## Task input
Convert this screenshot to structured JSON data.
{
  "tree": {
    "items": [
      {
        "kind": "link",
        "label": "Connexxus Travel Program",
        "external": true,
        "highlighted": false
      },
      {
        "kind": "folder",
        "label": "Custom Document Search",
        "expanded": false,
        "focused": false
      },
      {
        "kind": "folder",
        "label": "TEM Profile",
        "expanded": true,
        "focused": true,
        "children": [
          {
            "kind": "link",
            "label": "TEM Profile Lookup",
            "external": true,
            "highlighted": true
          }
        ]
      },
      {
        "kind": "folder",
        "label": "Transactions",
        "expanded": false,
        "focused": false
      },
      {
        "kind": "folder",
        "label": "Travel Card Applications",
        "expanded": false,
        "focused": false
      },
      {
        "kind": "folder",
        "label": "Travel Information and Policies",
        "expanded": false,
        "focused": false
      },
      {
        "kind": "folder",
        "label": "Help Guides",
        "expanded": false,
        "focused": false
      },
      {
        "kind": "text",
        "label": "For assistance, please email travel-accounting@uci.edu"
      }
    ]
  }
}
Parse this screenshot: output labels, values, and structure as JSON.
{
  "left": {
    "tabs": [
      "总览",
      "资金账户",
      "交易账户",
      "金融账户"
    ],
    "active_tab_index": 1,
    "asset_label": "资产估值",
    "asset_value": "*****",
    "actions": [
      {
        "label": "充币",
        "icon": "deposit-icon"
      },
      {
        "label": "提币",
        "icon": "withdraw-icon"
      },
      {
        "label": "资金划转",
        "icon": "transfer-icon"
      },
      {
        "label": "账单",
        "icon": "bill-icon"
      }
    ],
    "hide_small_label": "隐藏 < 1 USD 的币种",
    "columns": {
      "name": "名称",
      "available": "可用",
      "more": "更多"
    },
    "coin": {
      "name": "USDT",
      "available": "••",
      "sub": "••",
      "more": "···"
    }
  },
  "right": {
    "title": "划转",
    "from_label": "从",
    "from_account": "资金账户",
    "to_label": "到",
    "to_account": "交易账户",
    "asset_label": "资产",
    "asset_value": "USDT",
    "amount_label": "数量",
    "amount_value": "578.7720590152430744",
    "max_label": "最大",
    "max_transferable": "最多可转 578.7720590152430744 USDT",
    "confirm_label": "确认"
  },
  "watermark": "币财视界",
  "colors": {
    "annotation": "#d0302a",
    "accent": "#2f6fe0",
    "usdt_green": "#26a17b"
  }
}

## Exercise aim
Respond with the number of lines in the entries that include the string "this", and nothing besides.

## Written reply
2